  28. ^ "Polèmica per la llei islàmica al Consell de Drets Humans", El Periódico de Catalunya, 19 June 2008, accessed 13 January 2009
  29. ^ Lindeborg, Lisbeth, "Rättigheter under attack", Sydsvenskan, 9 December 2008, accessed 12 January 2010 Archived 10 August 2011 at the Wayback Machine
  30. ^ Stealth jihad: how radical Islam is subverting America without guns or bombs, pp. 76–77, Robert Spencer, Regnery Publishing, 2008, ISBN 1-59698-556-9, ISBN 978-1-59698-556-8, accessed 13 January 2010
  31. ^ Simon, Anne-Catherine, "Kritik an Sharia oder Fatwas verboten," Die Presse, 1 July 2008, accessed 13 January 2009
  32. ^ Dacey, Austin, "Wat was hier aan de hand?", Trouw, 18 April 2009, accessed 12 January 2009
  33. ^ Edwards, Steven (9 March 2009). "Jewish speaker outraged after debate cut short". Ottawa Citizen. Archived from the original on 13 March 2009. Retrieved 25 June 2015.
  34. ^ a b David G. Littman website

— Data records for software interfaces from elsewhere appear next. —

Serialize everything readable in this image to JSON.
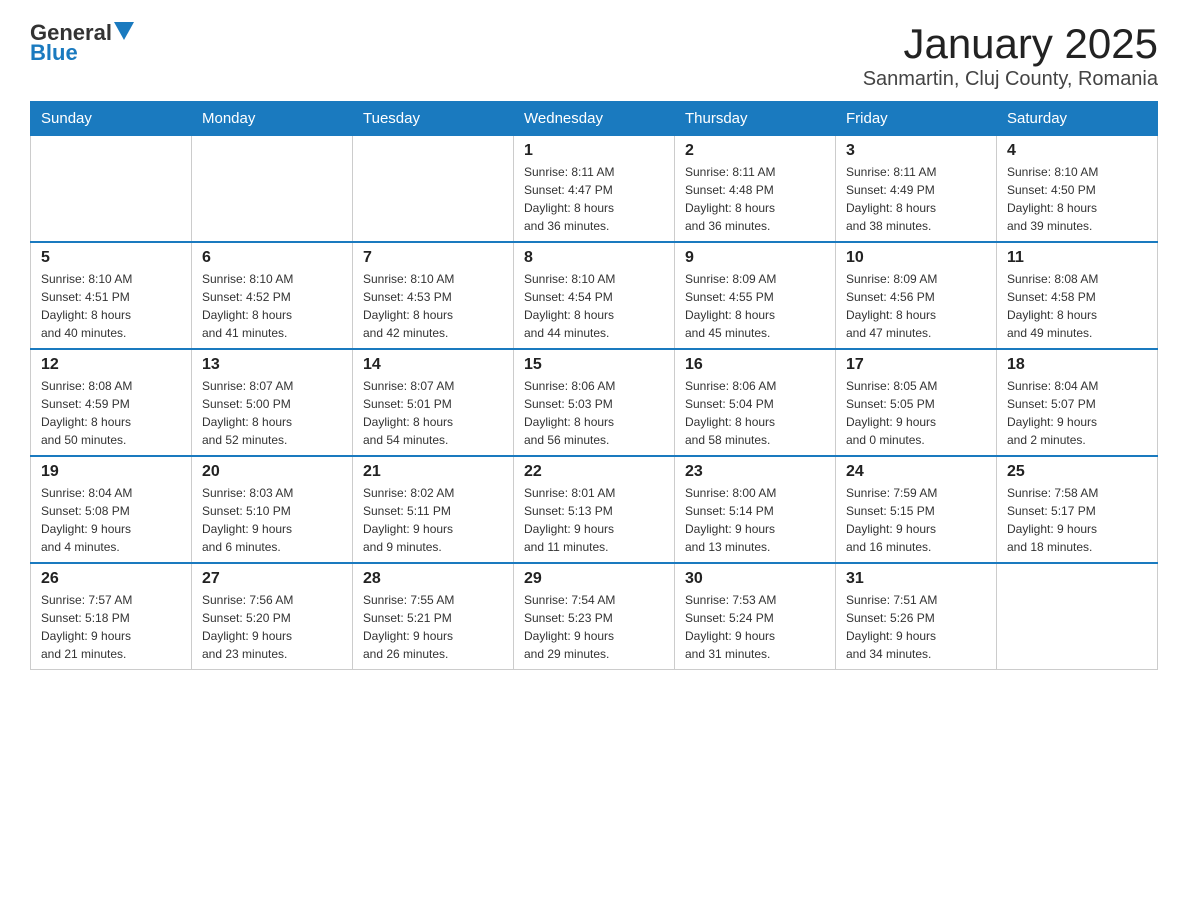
{
  "header": {
    "logo_general": "General",
    "logo_blue": "Blue",
    "title": "January 2025",
    "subtitle": "Sanmartin, Cluj County, Romania"
  },
  "days_of_week": [
    "Sunday",
    "Monday",
    "Tuesday",
    "Wednesday",
    "Thursday",
    "Friday",
    "Saturday"
  ],
  "weeks": [
    [
      {
        "day": "",
        "info": ""
      },
      {
        "day": "",
        "info": ""
      },
      {
        "day": "",
        "info": ""
      },
      {
        "day": "1",
        "info": "Sunrise: 8:11 AM\nSunset: 4:47 PM\nDaylight: 8 hours\nand 36 minutes."
      },
      {
        "day": "2",
        "info": "Sunrise: 8:11 AM\nSunset: 4:48 PM\nDaylight: 8 hours\nand 36 minutes."
      },
      {
        "day": "3",
        "info": "Sunrise: 8:11 AM\nSunset: 4:49 PM\nDaylight: 8 hours\nand 38 minutes."
      },
      {
        "day": "4",
        "info": "Sunrise: 8:10 AM\nSunset: 4:50 PM\nDaylight: 8 hours\nand 39 minutes."
      }
    ],
    [
      {
        "day": "5",
        "info": "Sunrise: 8:10 AM\nSunset: 4:51 PM\nDaylight: 8 hours\nand 40 minutes."
      },
      {
        "day": "6",
        "info": "Sunrise: 8:10 AM\nSunset: 4:52 PM\nDaylight: 8 hours\nand 41 minutes."
      },
      {
        "day": "7",
        "info": "Sunrise: 8:10 AM\nSunset: 4:53 PM\nDaylight: 8 hours\nand 42 minutes."
      },
      {
        "day": "8",
        "info": "Sunrise: 8:10 AM\nSunset: 4:54 PM\nDaylight: 8 hours\nand 44 minutes."
      },
      {
        "day": "9",
        "info": "Sunrise: 8:09 AM\nSunset: 4:55 PM\nDaylight: 8 hours\nand 45 minutes."
      },
      {
        "day": "10",
        "info": "Sunrise: 8:09 AM\nSunset: 4:56 PM\nDaylight: 8 hours\nand 47 minutes."
      },
      {
        "day": "11",
        "info": "Sunrise: 8:08 AM\nSunset: 4:58 PM\nDaylight: 8 hours\nand 49 minutes."
      }
    ],
    [
      {
        "day": "12",
        "info": "Sunrise: 8:08 AM\nSunset: 4:59 PM\nDaylight: 8 hours\nand 50 minutes."
      },
      {
        "day": "13",
        "info": "Sunrise: 8:07 AM\nSunset: 5:00 PM\nDaylight: 8 hours\nand 52 minutes."
      },
      {
        "day": "14",
        "info": "Sunrise: 8:07 AM\nSunset: 5:01 PM\nDaylight: 8 hours\nand 54 minutes."
      },
      {
        "day": "15",
        "info": "Sunrise: 8:06 AM\nSunset: 5:03 PM\nDaylight: 8 hours\nand 56 minutes."
      },
      {
        "day": "16",
        "info": "Sunrise: 8:06 AM\nSunset: 5:04 PM\nDaylight: 8 hours\nand 58 minutes."
      },
      {
        "day": "17",
        "info": "Sunrise: 8:05 AM\nSunset: 5:05 PM\nDaylight: 9 hours\nand 0 minutes."
      },
      {
        "day": "18",
        "info": "Sunrise: 8:04 AM\nSunset: 5:07 PM\nDaylight: 9 hours\nand 2 minutes."
      }
    ],
    [
      {
        "day": "19",
        "info": "Sunrise: 8:04 AM\nSunset: 5:08 PM\nDaylight: 9 hours\nand 4 minutes."
      },
      {
        "day": "20",
        "info": "Sunrise: 8:03 AM\nSunset: 5:10 PM\nDaylight: 9 hours\nand 6 minutes."
      },
      {
        "day": "21",
        "info": "Sunrise: 8:02 AM\nSunset: 5:11 PM\nDaylight: 9 hours\nand 9 minutes."
      },
      {
        "day": "22",
        "info": "Sunrise: 8:01 AM\nSunset: 5:13 PM\nDaylight: 9 hours\nand 11 minutes."
      },
      {
        "day": "23",
        "info": "Sunrise: 8:00 AM\nSunset: 5:14 PM\nDaylight: 9 hours\nand 13 minutes."
      },
      {
        "day": "24",
        "info": "Sunrise: 7:59 AM\nSunset: 5:15 PM\nDaylight: 9 hours\nand 16 minutes."
      },
      {
        "day": "25",
        "info": "Sunrise: 7:58 AM\nSunset: 5:17 PM\nDaylight: 9 hours\nand 18 minutes."
      }
    ],
    [
      {
        "day": "26",
        "info": "Sunrise: 7:57 AM\nSunset: 5:18 PM\nDaylight: 9 hours\nand 21 minutes."
      },
      {
        "day": "27",
        "info": "Sunrise: 7:56 AM\nSunset: 5:20 PM\nDaylight: 9 hours\nand 23 minutes."
      },
      {
        "day": "28",
        "info": "Sunrise: 7:55 AM\nSunset: 5:21 PM\nDaylight: 9 hours\nand 26 minutes."
      },
      {
        "day": "29",
        "info": "Sunrise: 7:54 AM\nSunset: 5:23 PM\nDaylight: 9 hours\nand 29 minutes."
      },
      {
        "day": "30",
        "info": "Sunrise: 7:53 AM\nSunset: 5:24 PM\nDaylight: 9 hours\nand 31 minutes."
      },
      {
        "day": "31",
        "info": "Sunrise: 7:51 AM\nSunset: 5:26 PM\nDaylight: 9 hours\nand 34 minutes."
      },
      {
        "day": "",
        "info": ""
      }
    ]
  ]
}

  35. ^ Citation in: Proceedings of the Twelfth British Conference on Judeo-Spanish Studies (2001) edited by Hilary Pomeroy, Michael Alpert, Institute of Jewish Studies, Studies in Judaica, Brill
  36. ^ Amazon link for The Century of Moses Montefiore